  • the clause was not reasonably necessary to protect the legitimate interests of Carnival;
  • would have caused detriment to US Passengers because it would have denied them the benefits of the class action regime under the Act; and
  • was not transparent, or in other words, was not sufficiently available to be reviewed by, or brought to the attention of, US Passengers.

Enforceability of class action waiver clauses

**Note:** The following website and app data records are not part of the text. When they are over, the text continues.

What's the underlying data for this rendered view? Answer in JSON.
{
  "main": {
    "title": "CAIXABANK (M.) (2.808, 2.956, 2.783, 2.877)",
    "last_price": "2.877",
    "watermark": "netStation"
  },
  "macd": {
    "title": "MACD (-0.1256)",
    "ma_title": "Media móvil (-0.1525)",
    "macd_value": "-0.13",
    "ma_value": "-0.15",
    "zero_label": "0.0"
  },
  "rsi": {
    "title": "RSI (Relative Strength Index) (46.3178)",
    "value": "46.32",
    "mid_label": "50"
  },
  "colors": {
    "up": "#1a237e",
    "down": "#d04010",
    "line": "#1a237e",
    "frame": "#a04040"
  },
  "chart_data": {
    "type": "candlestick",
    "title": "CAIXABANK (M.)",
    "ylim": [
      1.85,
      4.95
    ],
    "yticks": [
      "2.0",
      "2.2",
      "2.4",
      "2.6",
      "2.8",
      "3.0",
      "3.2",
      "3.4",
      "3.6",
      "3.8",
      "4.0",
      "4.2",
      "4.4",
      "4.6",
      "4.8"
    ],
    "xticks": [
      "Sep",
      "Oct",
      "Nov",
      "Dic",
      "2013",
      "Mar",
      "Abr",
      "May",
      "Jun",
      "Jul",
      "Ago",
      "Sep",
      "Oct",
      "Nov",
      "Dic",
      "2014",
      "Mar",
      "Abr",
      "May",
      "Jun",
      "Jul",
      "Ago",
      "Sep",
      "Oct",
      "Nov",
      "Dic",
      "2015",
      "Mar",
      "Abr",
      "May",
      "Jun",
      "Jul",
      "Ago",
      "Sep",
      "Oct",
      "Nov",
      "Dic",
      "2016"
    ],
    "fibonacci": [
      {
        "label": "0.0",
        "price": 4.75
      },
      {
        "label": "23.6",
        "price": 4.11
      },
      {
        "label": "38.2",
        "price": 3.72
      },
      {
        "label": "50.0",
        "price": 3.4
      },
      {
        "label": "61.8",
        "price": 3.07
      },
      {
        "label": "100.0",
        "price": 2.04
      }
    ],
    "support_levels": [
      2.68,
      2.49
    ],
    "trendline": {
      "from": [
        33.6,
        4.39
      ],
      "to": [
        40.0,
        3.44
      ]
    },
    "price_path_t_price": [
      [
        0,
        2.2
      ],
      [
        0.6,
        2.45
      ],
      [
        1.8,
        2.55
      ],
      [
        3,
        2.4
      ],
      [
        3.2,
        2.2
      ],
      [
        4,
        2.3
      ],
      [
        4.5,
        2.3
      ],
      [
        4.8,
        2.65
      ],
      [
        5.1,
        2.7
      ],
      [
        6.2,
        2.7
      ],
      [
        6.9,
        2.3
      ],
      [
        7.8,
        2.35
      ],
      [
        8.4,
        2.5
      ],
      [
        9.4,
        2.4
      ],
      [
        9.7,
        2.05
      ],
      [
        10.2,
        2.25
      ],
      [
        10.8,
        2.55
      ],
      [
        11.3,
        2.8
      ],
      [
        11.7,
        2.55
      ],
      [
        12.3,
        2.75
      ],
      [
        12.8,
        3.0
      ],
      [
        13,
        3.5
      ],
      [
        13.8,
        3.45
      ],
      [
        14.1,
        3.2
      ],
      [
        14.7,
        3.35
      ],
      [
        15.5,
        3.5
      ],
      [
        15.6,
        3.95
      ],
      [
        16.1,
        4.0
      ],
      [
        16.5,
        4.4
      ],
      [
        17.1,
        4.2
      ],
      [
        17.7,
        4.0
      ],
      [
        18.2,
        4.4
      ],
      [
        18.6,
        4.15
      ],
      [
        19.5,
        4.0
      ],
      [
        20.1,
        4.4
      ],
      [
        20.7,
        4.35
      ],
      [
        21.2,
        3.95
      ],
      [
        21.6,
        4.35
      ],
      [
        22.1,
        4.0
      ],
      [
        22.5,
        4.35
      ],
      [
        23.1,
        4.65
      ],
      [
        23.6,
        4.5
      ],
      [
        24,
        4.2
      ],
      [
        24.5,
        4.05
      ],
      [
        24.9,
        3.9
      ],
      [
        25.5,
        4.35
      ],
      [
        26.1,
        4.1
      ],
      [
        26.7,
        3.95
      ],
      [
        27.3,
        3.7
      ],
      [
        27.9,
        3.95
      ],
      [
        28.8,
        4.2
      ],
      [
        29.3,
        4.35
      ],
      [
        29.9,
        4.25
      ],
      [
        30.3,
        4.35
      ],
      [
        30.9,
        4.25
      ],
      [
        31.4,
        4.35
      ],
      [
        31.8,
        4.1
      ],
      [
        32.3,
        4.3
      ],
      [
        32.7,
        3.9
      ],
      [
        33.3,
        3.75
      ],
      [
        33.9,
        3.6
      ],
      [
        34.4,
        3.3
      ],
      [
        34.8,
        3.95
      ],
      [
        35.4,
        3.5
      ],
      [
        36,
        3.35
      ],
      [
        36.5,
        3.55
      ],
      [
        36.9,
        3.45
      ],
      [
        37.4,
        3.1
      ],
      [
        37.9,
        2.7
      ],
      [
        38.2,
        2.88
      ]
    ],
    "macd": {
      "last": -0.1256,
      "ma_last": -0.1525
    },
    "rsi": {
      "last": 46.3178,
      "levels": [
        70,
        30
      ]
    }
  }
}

The appellant's argument that the class action waiver clause was inconsistent with the class actions regime, and therefore unenforceable, was rejected by the High Court. The Court emphasised that the waiver of class action rights does not frustrate the purposes of the Act, highlighting that group members may take steps to remove themselves from a class action, including through opting out of a representative proceeding.

Exclusive jurisdiction clauses

Carnival sought for the Court to determine whether the exclusive jurisdiction clause contained in the contracts of the US Passengers warranted a stay of the US Passengers' claims. The High Court determined there were strong reasons for not enforcing the exclusive jurisdiction clause, given that:

  • it was advantageous for the US Passengers' claims to be determined in the Federal Court, given that: (i) the class action waiver clause may be enforceable in the US; and (ii) the US Passengers may otherwise be denied the efficiencies and benefits of participating in a class action.
  • enforcing the exclusive jurisdiction clause would 'fracture the litigation'. Identical proceedings in the United States and Australia would result in an inefficient use of parties' resources and facilitate the possibility of inconsistent outcomes across various courts—with the attendant risk of bringing the administration of justice into disrepute.

Key takeaways for class action defendants

The High Court's reasons in Karpik provide helpful guidance regarding several issues that are likely to become increasingly relevant having regard to the Court's broad interpretation of the ACL and the growth in consumer class actions. In particular:

  • Karpik clarifies the Court's view of the extraterritorial application of the ACL to companies carrying on business in Australia more generally.
  • The decision highlights that there are significant barriers for defendants seeking to rely on class action waiver clauses. While those clauses are not themselves incompatible with Australia's class action regime, based on the Court's reasoning it will be difficult to establish that a class action waiver clause does not fall foul of the unfair contract terms regime.
  • Karpik suggests that courts will be reticent to enforce exclusive jurisdiction clauses if they will affect the ability of parties to participate in representative proceedings. This reiterates the Court's longstanding position that duplicate proceedings in different jurisdictions are an undesirable outcome and will weigh heavily against the enforcement of an exclusive jurisdiction clause.


  1. Karpik v Carnival plc [2023] HCA 39 (Karpik).

  2. Karpik, [46] – [47].

  3. Karpik, [48].

  4. Karpik, [48].

  5. Karpik, [49].